App and web page records:

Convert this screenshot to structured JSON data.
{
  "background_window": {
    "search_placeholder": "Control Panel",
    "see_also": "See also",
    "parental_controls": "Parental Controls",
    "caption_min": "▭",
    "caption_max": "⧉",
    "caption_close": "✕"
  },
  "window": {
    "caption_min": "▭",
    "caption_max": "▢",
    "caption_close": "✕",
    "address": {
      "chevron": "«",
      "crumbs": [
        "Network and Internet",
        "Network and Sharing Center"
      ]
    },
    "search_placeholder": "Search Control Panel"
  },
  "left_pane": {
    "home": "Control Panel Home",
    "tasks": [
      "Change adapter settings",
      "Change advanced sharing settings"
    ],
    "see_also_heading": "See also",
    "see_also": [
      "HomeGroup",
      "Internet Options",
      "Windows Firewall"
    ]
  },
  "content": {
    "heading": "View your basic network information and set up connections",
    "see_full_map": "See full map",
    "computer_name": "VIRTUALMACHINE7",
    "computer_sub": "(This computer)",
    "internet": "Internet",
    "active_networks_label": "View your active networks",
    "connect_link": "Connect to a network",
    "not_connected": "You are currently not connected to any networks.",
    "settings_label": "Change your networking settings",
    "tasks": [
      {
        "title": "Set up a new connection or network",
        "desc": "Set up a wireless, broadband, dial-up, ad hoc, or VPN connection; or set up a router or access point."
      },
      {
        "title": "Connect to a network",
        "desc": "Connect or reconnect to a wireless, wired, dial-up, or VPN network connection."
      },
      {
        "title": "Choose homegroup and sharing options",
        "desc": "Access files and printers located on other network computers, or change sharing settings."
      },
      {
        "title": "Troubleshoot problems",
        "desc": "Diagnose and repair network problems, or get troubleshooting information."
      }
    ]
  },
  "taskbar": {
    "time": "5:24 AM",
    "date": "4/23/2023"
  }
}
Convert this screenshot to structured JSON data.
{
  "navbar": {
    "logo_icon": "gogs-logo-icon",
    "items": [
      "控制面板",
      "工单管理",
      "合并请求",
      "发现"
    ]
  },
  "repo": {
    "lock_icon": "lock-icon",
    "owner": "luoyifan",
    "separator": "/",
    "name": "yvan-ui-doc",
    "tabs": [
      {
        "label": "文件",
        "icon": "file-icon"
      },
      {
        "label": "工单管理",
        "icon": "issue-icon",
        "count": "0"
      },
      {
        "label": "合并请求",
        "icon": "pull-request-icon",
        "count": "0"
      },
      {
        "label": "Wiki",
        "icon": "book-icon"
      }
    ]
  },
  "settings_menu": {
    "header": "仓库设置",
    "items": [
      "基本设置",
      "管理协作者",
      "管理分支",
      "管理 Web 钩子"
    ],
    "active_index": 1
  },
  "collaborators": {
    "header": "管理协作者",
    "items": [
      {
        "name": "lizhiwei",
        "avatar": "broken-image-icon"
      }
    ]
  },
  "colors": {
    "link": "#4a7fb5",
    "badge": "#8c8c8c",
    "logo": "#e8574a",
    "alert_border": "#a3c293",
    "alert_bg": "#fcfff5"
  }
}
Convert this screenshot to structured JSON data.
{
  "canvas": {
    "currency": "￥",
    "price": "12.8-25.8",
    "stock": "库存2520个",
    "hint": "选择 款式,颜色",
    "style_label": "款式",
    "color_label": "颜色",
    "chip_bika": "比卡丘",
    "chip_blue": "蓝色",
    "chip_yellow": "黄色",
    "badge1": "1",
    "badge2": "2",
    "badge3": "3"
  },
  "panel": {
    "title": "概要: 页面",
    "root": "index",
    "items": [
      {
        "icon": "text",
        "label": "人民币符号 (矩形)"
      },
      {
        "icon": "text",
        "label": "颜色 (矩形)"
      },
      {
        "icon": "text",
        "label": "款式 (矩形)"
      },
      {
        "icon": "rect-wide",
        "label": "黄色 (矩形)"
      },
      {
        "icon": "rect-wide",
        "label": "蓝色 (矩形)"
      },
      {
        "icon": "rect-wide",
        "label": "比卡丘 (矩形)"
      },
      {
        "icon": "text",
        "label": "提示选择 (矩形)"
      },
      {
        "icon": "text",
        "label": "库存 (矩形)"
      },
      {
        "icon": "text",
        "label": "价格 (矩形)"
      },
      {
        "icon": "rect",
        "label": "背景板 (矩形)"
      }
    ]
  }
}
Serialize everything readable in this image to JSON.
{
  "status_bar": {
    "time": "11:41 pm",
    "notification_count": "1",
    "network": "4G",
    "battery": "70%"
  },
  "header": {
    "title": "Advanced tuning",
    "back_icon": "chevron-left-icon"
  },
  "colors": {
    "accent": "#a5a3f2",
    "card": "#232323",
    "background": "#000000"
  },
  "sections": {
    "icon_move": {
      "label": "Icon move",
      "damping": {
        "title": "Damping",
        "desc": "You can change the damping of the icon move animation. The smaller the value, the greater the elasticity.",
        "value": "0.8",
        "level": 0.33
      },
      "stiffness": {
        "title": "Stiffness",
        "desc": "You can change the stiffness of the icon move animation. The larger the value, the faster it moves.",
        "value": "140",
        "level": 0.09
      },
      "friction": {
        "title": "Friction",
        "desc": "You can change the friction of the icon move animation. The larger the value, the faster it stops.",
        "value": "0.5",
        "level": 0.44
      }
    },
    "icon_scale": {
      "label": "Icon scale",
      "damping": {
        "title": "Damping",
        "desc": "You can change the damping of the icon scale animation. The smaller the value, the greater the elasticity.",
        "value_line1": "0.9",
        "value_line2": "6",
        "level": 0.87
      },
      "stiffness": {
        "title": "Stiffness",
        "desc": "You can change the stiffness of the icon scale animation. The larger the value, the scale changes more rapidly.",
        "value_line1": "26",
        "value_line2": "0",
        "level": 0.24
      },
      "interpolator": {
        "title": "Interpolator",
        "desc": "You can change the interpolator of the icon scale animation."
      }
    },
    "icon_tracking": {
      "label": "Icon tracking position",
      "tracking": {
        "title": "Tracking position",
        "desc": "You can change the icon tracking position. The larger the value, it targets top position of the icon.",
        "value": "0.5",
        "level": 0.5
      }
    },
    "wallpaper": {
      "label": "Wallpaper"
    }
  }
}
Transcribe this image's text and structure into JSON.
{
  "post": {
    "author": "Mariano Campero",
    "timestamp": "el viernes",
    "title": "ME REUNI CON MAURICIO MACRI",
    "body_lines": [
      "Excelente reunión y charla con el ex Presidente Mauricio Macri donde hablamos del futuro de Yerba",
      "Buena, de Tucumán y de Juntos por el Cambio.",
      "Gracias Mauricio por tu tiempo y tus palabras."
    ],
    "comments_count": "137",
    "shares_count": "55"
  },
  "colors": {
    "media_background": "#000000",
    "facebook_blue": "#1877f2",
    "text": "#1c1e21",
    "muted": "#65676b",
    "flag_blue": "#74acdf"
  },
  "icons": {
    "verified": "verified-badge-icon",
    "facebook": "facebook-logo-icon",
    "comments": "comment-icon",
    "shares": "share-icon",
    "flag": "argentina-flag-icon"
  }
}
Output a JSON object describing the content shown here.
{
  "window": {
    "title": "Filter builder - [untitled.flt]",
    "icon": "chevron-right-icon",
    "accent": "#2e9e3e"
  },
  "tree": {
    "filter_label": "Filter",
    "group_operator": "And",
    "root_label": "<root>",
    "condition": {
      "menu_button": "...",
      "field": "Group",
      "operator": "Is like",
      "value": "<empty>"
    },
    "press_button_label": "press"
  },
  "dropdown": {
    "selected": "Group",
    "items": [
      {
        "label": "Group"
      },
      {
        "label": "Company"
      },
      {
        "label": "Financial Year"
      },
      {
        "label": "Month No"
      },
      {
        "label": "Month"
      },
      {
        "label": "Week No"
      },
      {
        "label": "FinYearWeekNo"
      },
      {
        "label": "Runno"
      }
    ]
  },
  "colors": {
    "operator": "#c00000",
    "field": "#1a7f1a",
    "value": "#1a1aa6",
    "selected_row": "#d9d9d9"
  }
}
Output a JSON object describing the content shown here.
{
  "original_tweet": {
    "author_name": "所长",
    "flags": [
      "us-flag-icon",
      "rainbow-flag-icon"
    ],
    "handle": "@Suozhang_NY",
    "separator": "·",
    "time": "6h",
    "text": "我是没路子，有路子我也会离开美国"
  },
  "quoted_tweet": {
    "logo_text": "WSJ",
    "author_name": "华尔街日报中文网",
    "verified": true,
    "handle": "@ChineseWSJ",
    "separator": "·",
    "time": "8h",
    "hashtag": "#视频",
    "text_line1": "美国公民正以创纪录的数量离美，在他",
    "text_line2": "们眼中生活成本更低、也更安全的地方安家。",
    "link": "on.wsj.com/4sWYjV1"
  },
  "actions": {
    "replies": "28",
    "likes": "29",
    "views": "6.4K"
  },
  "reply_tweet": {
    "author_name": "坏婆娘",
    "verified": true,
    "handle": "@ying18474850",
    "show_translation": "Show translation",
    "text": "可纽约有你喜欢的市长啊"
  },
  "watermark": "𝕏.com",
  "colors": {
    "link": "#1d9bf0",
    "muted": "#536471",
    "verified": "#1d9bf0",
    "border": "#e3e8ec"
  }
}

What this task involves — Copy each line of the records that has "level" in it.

Answer box —
        "level": 0.33
        "level": 0.09
        "level": 0.44
        "level": 0.87
        "level": 0.24
        "level": 0.5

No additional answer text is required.